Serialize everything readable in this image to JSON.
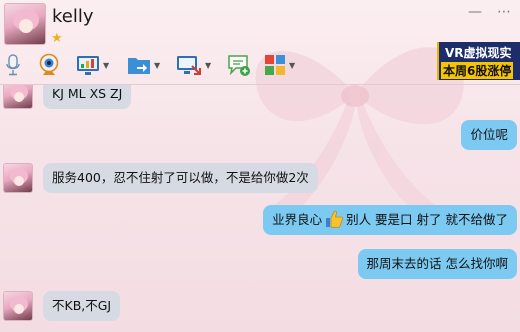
{
  "header": {
    "username": "kelly",
    "level_icon": "star-icon",
    "minimize_glyph": "—",
    "more_glyph": "⋯"
  },
  "toolbar": {
    "items": [
      {
        "name": "voice-call",
        "icon": "microphone-icon"
      },
      {
        "name": "video-call",
        "icon": "webcam-icon"
      },
      {
        "name": "remote-desktop",
        "icon": "monitor-icon"
      },
      {
        "name": "send-file",
        "icon": "folder-icon"
      },
      {
        "name": "screen-share",
        "icon": "screen-share-icon"
      },
      {
        "name": "new-discussion",
        "icon": "chat-add-icon"
      },
      {
        "name": "apps",
        "icon": "apps-grid-icon"
      }
    ]
  },
  "ad": {
    "line1": "VR虚拟现实",
    "line2": "本周6股涨停"
  },
  "messages": [
    {
      "side": "in",
      "text": "KJ ML XS ZJ"
    },
    {
      "side": "out",
      "text": "价位呢"
    },
    {
      "side": "in",
      "text": "服务400，忍不住射了可以做，不是给你做2次"
    },
    {
      "side": "out",
      "text_before": "业界良心",
      "emoji": "thumbs-up-icon",
      "text_after": "别人 要是口 射了  就不给做了"
    },
    {
      "side": "out",
      "text": "那周末去的话 怎么找你啊"
    },
    {
      "side": "in",
      "text": "不KB,不GJ"
    }
  ],
  "colors": {
    "incoming_bubble": "#d6dbe3",
    "outgoing_bubble": "#7ccaf2",
    "background": "#f7e6ea",
    "ad_background": "#1c2d6a",
    "ad_accent": "#f7c400"
  }
}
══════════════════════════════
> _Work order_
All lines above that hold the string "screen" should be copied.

> _Reply to the exercise_
        "name": "screen-share",
        "icon": "screen-share-icon"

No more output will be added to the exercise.